Teachers who can and do
Teachers who survived
Teachers who look beyond your roots
Teachers who see inside
Teachers who teach from the hip
Teachers who annotate all their lives
Teachers who have the stare
Teachers who care
Teachers who set classrooms on fire
Teachers who understand knowledge is the inferior
Teachers who busk lessons, beautifully
Teachers who shouldn’t be there
Teachers who definitely detain
Teachers who return the ball rounder
Teachers who laugh learning
Teachers who have their own children
Teachers who ssshhh too much
Teachers who taught whole families
Teachers who earn a nickname
Teachers who never gave an assembly
Teachers who stay above on the same plain
Teachers who preference metaphor
Teachers who keep it a puzzle
Teachers who are remembered

Crushed Stetson

Doorways are portals to dreams, but when they close
cut like a guillotine. Red flows, and lust is layered on
the floor as a metaphor – and this cherry ink too
chastises or caresses. There is too much love of these
imaginings, how the combing of wet hair is an
ablution for the ridding of sins, or grooming for an
illicit affair. Someone is walking and talking but they are
really the litotes in a semantic field of verbs, now as
past participles of secret authorial meanings rather than
words. There are times when we need to see beyond that
single sketched line of the hill, see the other landscapes
that hide within the fog and fear, but eyes are for opening
not drawing on. In a room where someone is preaching
better lessons are taught and learnt when chanced upon.

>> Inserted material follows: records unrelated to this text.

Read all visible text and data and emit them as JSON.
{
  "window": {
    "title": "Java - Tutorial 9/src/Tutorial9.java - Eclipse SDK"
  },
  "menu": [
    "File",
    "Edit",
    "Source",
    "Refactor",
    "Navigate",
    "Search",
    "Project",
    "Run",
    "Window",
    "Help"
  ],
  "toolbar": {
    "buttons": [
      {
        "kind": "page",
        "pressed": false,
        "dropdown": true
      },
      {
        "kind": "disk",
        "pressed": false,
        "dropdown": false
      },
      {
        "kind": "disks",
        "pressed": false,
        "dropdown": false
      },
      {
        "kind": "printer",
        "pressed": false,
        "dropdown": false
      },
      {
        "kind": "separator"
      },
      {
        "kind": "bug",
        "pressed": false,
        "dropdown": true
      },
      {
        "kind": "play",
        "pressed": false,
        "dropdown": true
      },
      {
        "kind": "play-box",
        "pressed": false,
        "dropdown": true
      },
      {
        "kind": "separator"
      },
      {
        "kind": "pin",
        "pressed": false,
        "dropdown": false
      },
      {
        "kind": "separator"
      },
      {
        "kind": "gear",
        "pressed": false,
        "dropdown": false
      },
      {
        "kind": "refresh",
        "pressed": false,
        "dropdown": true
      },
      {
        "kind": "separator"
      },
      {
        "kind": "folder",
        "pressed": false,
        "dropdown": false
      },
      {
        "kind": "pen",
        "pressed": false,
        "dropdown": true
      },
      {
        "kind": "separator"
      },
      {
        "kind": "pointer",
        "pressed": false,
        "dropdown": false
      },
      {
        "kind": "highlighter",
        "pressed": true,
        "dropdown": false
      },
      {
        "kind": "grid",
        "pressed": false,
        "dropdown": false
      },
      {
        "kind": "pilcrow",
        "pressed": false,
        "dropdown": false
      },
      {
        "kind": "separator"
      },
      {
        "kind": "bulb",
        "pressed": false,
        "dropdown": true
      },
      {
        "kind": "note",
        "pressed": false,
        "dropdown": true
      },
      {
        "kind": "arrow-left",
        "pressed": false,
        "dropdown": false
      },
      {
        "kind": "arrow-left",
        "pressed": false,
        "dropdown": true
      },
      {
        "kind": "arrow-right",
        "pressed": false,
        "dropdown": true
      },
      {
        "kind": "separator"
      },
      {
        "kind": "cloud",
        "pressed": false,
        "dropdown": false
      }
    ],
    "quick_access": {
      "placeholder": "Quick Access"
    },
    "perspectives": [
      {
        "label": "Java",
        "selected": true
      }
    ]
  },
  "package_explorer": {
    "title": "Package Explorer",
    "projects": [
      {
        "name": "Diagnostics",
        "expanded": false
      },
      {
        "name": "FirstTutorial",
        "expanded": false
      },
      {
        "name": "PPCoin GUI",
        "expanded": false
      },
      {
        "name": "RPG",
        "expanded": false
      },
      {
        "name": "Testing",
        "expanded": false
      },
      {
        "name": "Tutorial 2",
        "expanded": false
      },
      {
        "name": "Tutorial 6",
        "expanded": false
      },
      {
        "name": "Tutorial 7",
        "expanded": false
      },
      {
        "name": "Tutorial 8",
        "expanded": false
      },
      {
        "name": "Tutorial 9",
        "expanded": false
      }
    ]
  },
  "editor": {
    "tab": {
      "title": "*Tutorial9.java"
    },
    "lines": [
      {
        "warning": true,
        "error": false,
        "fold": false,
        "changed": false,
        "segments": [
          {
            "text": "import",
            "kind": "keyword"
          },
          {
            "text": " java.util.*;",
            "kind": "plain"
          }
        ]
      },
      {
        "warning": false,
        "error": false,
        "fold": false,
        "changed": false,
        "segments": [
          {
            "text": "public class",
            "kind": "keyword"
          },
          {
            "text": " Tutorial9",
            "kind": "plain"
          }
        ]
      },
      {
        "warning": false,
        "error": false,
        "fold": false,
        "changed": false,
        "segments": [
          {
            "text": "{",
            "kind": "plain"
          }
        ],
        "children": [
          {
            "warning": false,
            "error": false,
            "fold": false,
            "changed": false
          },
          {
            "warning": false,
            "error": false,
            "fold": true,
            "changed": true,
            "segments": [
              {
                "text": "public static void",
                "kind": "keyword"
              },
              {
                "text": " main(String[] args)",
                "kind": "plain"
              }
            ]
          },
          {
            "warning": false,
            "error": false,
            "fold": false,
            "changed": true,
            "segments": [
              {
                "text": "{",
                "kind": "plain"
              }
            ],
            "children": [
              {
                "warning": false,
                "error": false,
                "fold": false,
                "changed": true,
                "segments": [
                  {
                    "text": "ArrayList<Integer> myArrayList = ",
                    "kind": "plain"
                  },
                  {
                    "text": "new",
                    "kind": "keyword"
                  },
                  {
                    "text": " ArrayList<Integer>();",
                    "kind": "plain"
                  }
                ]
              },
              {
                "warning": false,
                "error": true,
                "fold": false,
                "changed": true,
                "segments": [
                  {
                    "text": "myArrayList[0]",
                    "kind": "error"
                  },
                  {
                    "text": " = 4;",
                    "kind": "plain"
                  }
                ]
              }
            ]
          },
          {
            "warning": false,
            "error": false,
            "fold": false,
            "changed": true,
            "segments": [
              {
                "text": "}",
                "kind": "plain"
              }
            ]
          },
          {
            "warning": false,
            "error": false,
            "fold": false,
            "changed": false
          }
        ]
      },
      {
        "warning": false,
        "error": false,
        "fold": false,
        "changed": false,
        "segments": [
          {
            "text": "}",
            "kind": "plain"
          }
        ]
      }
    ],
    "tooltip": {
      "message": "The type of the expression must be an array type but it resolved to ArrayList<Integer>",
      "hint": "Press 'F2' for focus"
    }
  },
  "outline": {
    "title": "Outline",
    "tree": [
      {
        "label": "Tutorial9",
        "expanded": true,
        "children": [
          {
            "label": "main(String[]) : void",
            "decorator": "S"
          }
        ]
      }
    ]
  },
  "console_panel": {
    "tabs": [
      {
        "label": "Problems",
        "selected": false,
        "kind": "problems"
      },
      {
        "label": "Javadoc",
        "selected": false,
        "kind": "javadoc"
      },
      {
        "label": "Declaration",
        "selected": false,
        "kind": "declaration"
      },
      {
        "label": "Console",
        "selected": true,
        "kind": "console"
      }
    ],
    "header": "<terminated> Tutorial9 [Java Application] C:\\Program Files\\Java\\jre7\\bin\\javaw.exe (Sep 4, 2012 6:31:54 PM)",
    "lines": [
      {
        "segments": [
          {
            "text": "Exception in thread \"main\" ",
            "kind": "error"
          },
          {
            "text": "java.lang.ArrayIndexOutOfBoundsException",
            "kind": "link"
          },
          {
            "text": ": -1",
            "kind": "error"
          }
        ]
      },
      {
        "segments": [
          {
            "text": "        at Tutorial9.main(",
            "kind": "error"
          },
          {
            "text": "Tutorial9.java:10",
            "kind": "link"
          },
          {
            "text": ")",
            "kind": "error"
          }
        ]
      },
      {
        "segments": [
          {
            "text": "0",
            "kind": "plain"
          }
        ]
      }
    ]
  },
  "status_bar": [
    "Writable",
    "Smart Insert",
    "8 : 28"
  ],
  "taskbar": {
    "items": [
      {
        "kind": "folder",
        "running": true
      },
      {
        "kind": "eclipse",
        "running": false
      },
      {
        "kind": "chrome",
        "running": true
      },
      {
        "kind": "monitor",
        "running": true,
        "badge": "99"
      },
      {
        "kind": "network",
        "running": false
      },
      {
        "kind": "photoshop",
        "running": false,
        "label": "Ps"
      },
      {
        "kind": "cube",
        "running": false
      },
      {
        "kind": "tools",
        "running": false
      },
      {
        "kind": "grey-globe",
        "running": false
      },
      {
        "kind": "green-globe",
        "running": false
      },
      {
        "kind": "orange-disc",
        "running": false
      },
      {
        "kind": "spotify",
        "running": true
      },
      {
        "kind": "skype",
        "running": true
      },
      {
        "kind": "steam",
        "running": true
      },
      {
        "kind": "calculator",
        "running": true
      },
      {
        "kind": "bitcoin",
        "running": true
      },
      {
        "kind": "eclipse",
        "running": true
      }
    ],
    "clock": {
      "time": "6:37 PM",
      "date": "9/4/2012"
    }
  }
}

These initial posting are a benchmark for the types of sharing I will be doing on this new blog, and I have presented these four before putting it out there. Putting it out there to see if I can better my increasingly regular Facebook ducks [you will find threads throughout postings….]

You shouldn’t have to explain a poem but this one could be difficult without some context [and that’s a concern to have to admit]. Briefly, it was written in response to examining GCSE English Literature exam responses. Before I continue, I must stress that as an examiner I am every year essentially blown away with the overall high quality of student responses: informed, empathetic, articulate. Teachers have to take considerable credit for this.

However, there is still a vestige of the past the intrudes on some student answers – and this can be seen in whole class or even whole school responses – and it is where the Literacy Strategy and in particular its word level obsession still insinuates its control. It is when the language of the text is broken down constantly into linguistic references, as if this naming explains the nuances of an author’s writing style and intentions. It doesn’t.

As frustrating as I can find this as an examiner, let alone a reader, I always also sense the teacher’s panic in giving students such an overtly critical vocabulary, as if the correctness of the terms will impress and earn marks, marks needed to get grades to meet targets. Of course, some teachers will believe in the primacy of such analysis – sadly – but I think many feel the weight of that Strategy still with us, as if it did make sense. It didn’t.

You also get the schools who have picked up a waft of an idea and instill it in GCSE students like an absolute. So in the poem there is reference to the notion that at the end of An Inspector Calls the curtain comes down like a guillotine and this relates, politically, to the French Revolution. As for the multitude of messages in Slim combing his hair….

But then his self-barbering won’t be relevant in the future.